And yet for all of the texture and blobs and gesture and touch, there is some overall sense of remove. I end up not really knowing what I am looking at. I know I am looking at paintings - and I think a bit about the more decorative works of Christopher Wool, or perhaps Josh Smith - but because of a lack of image or any one painting being privileged over another - I feel these works may as well bethings, with functions - be it the selections of samples for t-shirts waiting to be produced for a fashion label, or any other fabric design ready to join the circulating mass. They assert themselves in number, but otherwise there is a weird temporality.

I can’t help but think of a market again, specifically Camden Market in London when I look at the two larger paintings. Patched and stitched fat areas of lurid green, pink, blue and purple have been scribbled over with tarry dribbled black - they make me think of the shop Cyberdog there which sells trance music and cyber clothing, and specialises in fluorescent dance wear. You would find these colour combinations there.

I can barely think of a less probable place for Katy to be found shopping than Cyberdog.

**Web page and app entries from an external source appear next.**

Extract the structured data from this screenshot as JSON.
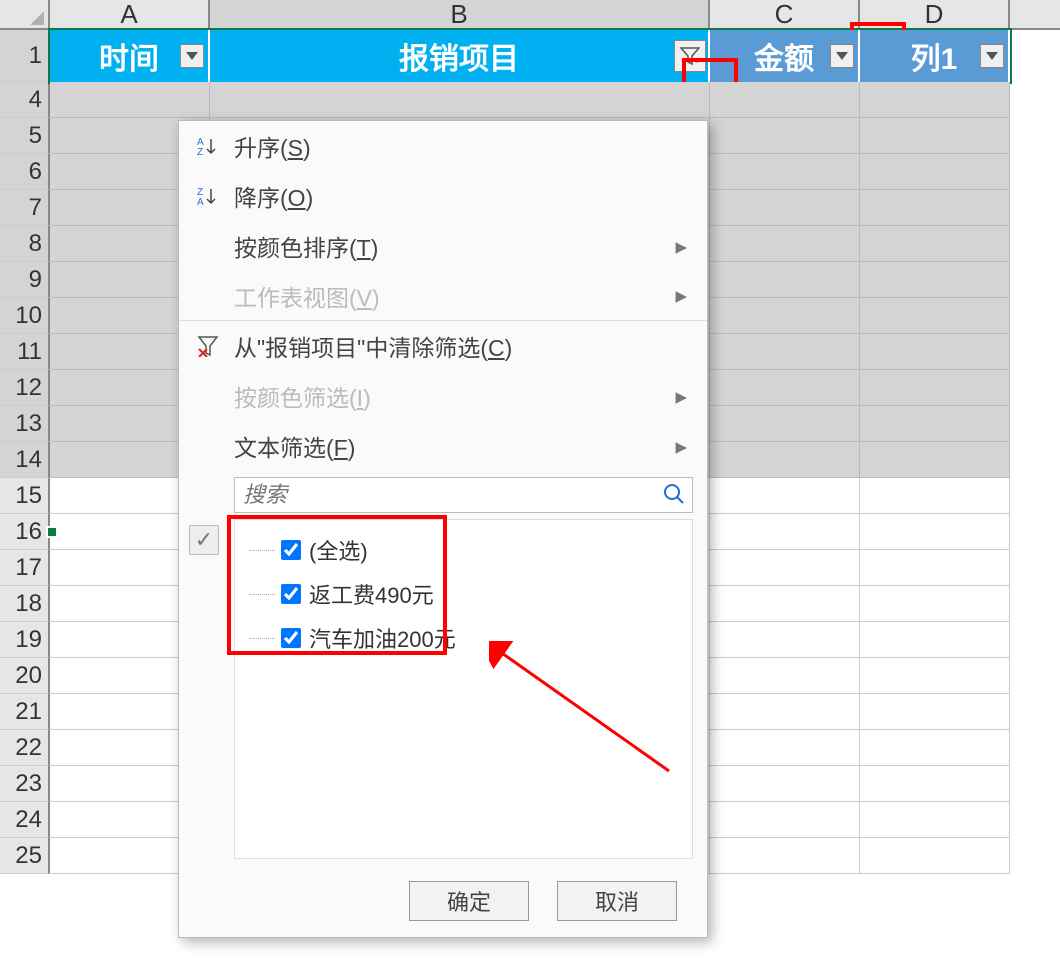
{
  "columns": {
    "letters": [
      "A",
      "B",
      "C",
      "D"
    ],
    "widths": [
      160,
      500,
      150,
      150
    ],
    "selected_index": 1
  },
  "row_numbers": [
    1,
    4,
    5,
    6,
    7,
    8,
    9,
    10,
    11,
    12,
    13,
    14,
    15,
    16,
    17,
    18,
    19,
    20,
    21,
    22,
    23,
    24,
    25
  ],
  "greyed_rows_count": 11,
  "header_cells": [
    {
      "label": "时间",
      "style": "blue",
      "filter_type": "dropdown"
    },
    {
      "label": "报销项目",
      "style": "blue",
      "filter_type": "funnel"
    },
    {
      "label": "金额",
      "style": "dblue",
      "filter_type": "dropdown"
    },
    {
      "label": "列1",
      "style": "dblue",
      "filter_type": "dropdown"
    }
  ],
  "menu": {
    "sort_asc": {
      "text": "升序(",
      "key": "S",
      "suffix": ")"
    },
    "sort_desc": {
      "text": "降序(",
      "key": "O",
      "suffix": ")"
    },
    "sort_color": {
      "text": "按颜色排序(",
      "key": "T",
      "suffix": ")"
    },
    "sheet_view": {
      "text": "工作表视图(",
      "key": "V",
      "suffix": ")"
    },
    "clear_filter": {
      "text": "从\"报销项目\"中清除筛选(",
      "key": "C",
      "suffix": ")"
    },
    "color_filter": {
      "text": "按颜色筛选(",
      "key": "I",
      "suffix": ")"
    },
    "text_filter": {
      "text": "文本筛选(",
      "key": "F",
      "suffix": ")"
    },
    "search_placeholder": "搜索",
    "check_items": [
      {
        "label": "(全选)",
        "checked": true
      },
      {
        "label": "返工费490元",
        "checked": true
      },
      {
        "label": "汽车加油200元",
        "checked": true
      }
    ]
  },
  "buttons": {
    "ok": "确定",
    "cancel": "取消"
  }
}
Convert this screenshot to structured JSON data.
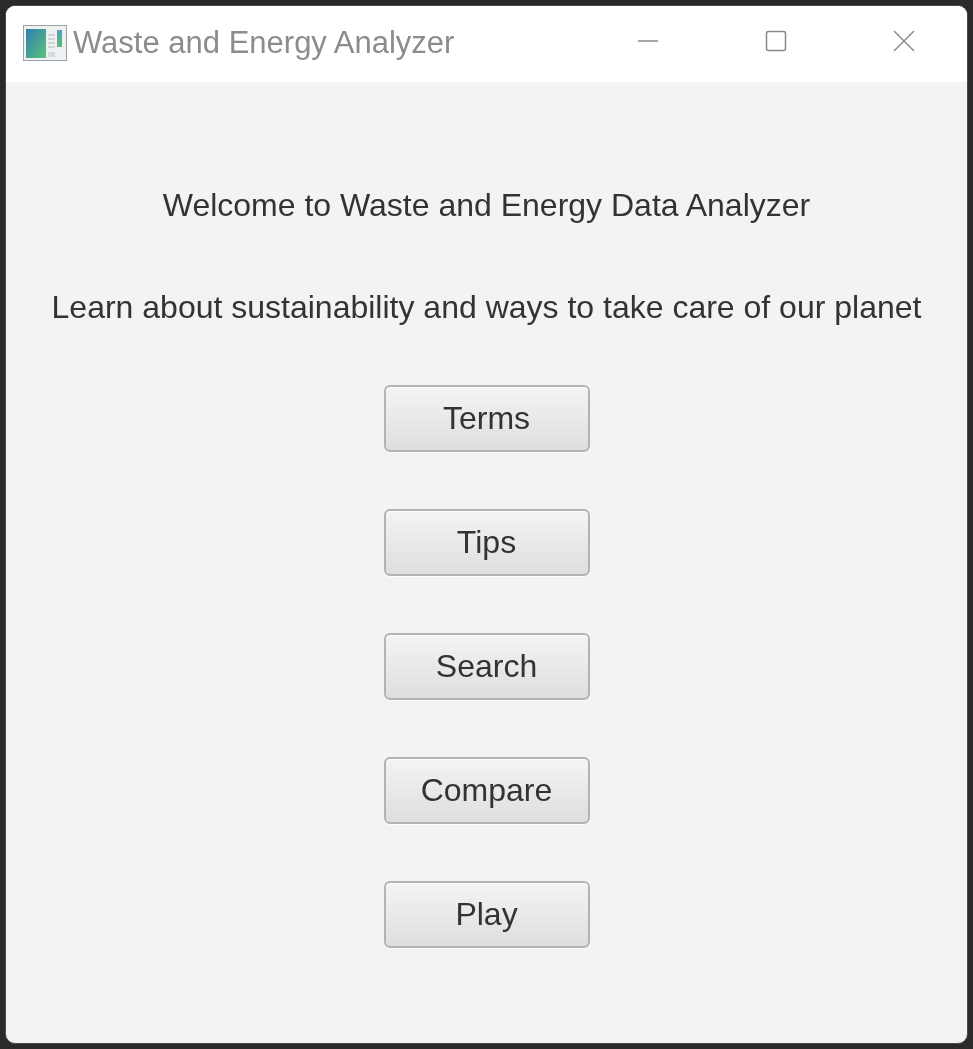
{
  "window": {
    "title": "Waste and Energy Analyzer"
  },
  "headings": [
    "Welcome to Waste and Energy Data Analyzer",
    "Learn about sustainability and ways to take care of our planet"
  ],
  "buttons": [
    "Terms",
    "Tips",
    "Search",
    "Compare",
    "Play"
  ]
}
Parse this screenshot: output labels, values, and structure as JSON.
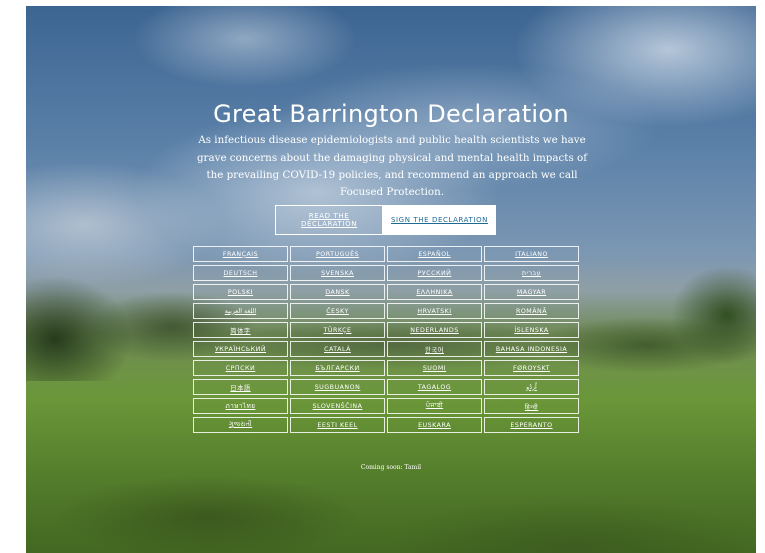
{
  "hero": {
    "title": "Great Barrington Declaration",
    "lead": "As infectious disease epidemiologists and public health scientists we have grave concerns about the damaging physical and mental health impacts of the prevailing COVID-19 policies, and recommend an approach we call Focused Protection."
  },
  "buttons": {
    "read": "READ THE DECLARATION",
    "sign": "SIGN THE DECLARATION"
  },
  "languages": [
    "FRANÇAIS",
    "PORTUGUÊS",
    "ESPAÑOL",
    "ITALIANO",
    "DEUTSCH",
    "SVENSKA",
    "РУССКИЙ",
    "עברית",
    "POLSKI",
    "DANSK",
    "ΕΛΛΗΝΙΚΑ",
    "MAGYAR",
    "اللغة العربية",
    "ČESKY",
    "HRVATSKI",
    "ROMÂNĂ",
    "简体字",
    "TÜRKÇE",
    "NEDERLANDS",
    "ÍSLENSKA",
    "УКРАЇНСЬКИЙ",
    "CATALÀ",
    "한국어",
    "BAHASA INDONESIA",
    "СРПСКИ",
    "БЪЛГАРСКИ",
    "SUOMI",
    "FØROYSKT",
    "日本語",
    "SUGBUANON",
    "TAGALOG",
    "اُردُو",
    "ภาษาไทย",
    "SLOVENŠČINA",
    "ਪੰਜਾਬੀ",
    "हिन्दी",
    "ગુજરાતી",
    "EESTI KEEL",
    "EUSKARA",
    "ESPERANTO"
  ],
  "coming_soon": "Coming soon: Tamil"
}
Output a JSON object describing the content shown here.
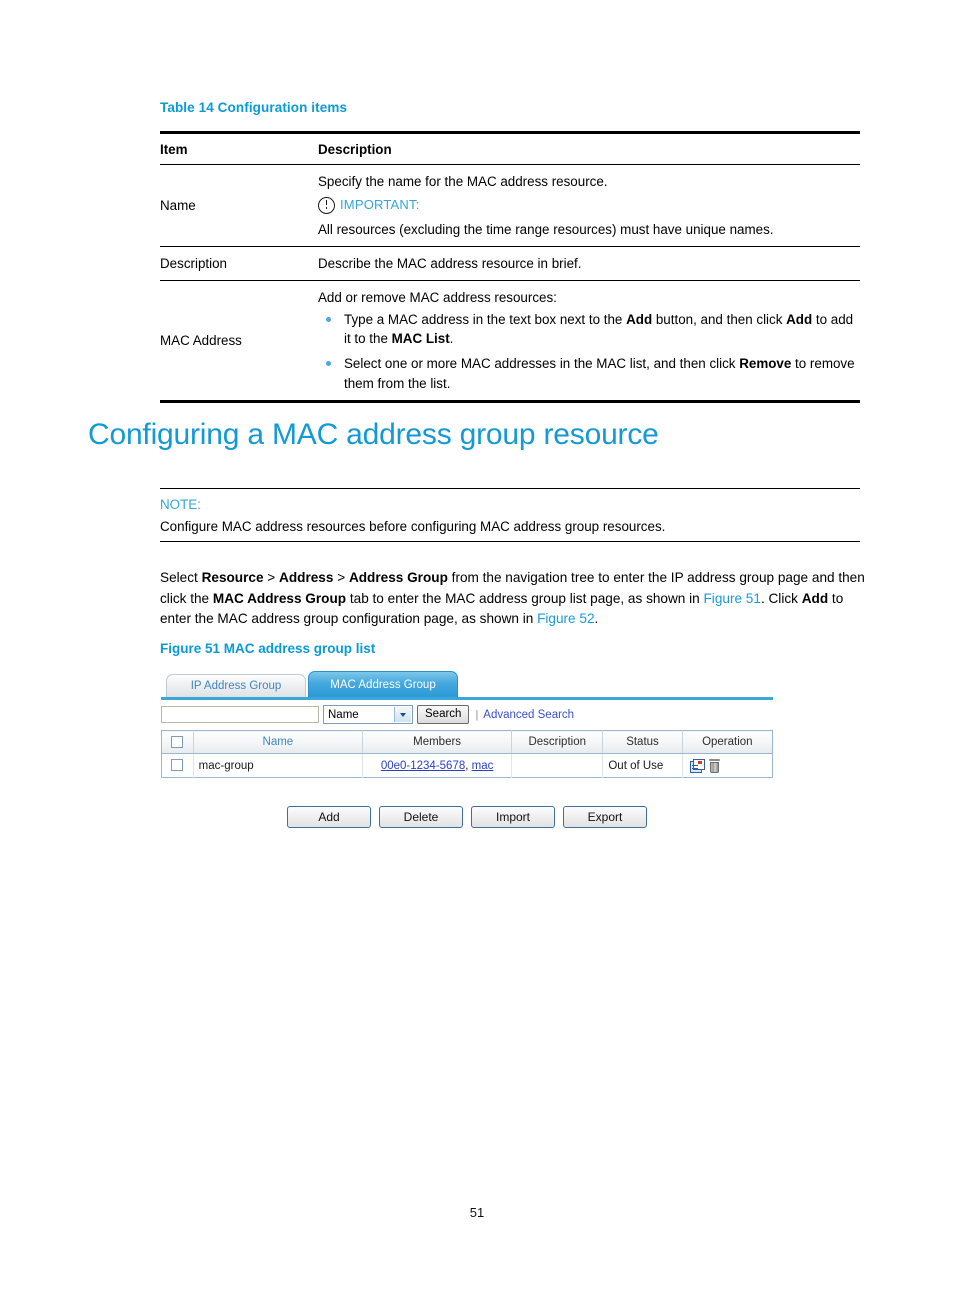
{
  "colors": {
    "accent_blue": "#0a9bd7",
    "heading_blue": "#139ad6",
    "link_blue": "#1b9ad8",
    "bullet_blue": "#4aa8dd",
    "ui_tab_active": "#2b9ad6",
    "ui_link": "#2b3fc9"
  },
  "table14": {
    "caption": "Table 14 Configuration items",
    "headers": {
      "item": "Item",
      "description": "Description"
    },
    "rows": [
      {
        "item": "Name",
        "desc_intro": "Specify the name for the MAC address resource.",
        "important_label": "IMPORTANT:",
        "important_icon": "exclamation-circle-icon",
        "desc_note": "All resources (excluding the time range resources) must have unique names."
      },
      {
        "item": "Description",
        "desc_intro": "Describe the MAC address resource in brief."
      },
      {
        "item": "MAC Address",
        "desc_intro": "Add or remove MAC address resources:",
        "bullets": [
          {
            "p1": "Type a MAC address in the text box next to the ",
            "b1": "Add",
            "p2": " button, and then click ",
            "b2": "Add",
            "p3": " to add it to the ",
            "b3": "MAC List",
            "p4": "."
          },
          {
            "p1": "Select one or more MAC addresses in the MAC list, and then click ",
            "b1": "Remove",
            "p2": " to remove them from the list."
          }
        ]
      }
    ]
  },
  "heading": "Configuring a MAC address group resource",
  "note": {
    "label": "NOTE:",
    "text": "Configure MAC address resources before configuring MAC address group resources."
  },
  "paragraph": {
    "s1": "Select ",
    "b1": "Resource",
    "s2": " > ",
    "b2": "Address",
    "s3": " > ",
    "b3": "Address Group",
    "s4": " from the navigation tree to enter the IP address group page and then click the ",
    "b4": "MAC Address Group",
    "s5": " tab to enter the MAC address group list page, as shown in ",
    "link1": "Figure 51",
    "s6": ". Click ",
    "b5": "Add",
    "s7": " to enter the MAC address group configuration page, as shown in ",
    "link2": "Figure 52",
    "s8": "."
  },
  "figure_caption": "Figure 51 MAC address group list",
  "ui": {
    "tabs": [
      {
        "label": "IP Address Group",
        "active": false
      },
      {
        "label": "MAC Address Group",
        "active": true
      }
    ],
    "search": {
      "input_value": "",
      "placeholder": "",
      "field_select": "Name",
      "search_button": "Search",
      "advanced_link": "Advanced Search",
      "search_icon": "magnifier-icon"
    },
    "grid": {
      "columns": [
        "",
        "Name",
        "Members",
        "Description",
        "Status",
        "Operation"
      ],
      "rows": [
        {
          "checked": false,
          "name": "mac-group",
          "members": [
            {
              "text": "00e0-1234-5678",
              "link": true
            },
            {
              "text": ", ",
              "link": false
            },
            {
              "text": "mac",
              "link": true
            }
          ],
          "description": "",
          "status": "Out of Use",
          "operations": [
            "edit-icon",
            "delete-icon"
          ]
        }
      ]
    },
    "actions": [
      "Add",
      "Delete",
      "Import",
      "Export"
    ]
  },
  "page_number": "51"
}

If you knew her, you’d know what I mean. When questioned about why these colours, why this kind of ‘taste’, she voices her own surprise at herself. It’s almost in spite of herself that she plucks loud vulgar colour. One almost gets the sense that she wants the paintings to behave in a way that she wouldn’t risk. She could never leave the house in the colours trying to shout out from these two works. And nor could the paintings leave the studio before being “covered up” by a black knitted scrawl.

Text by Sara Knowland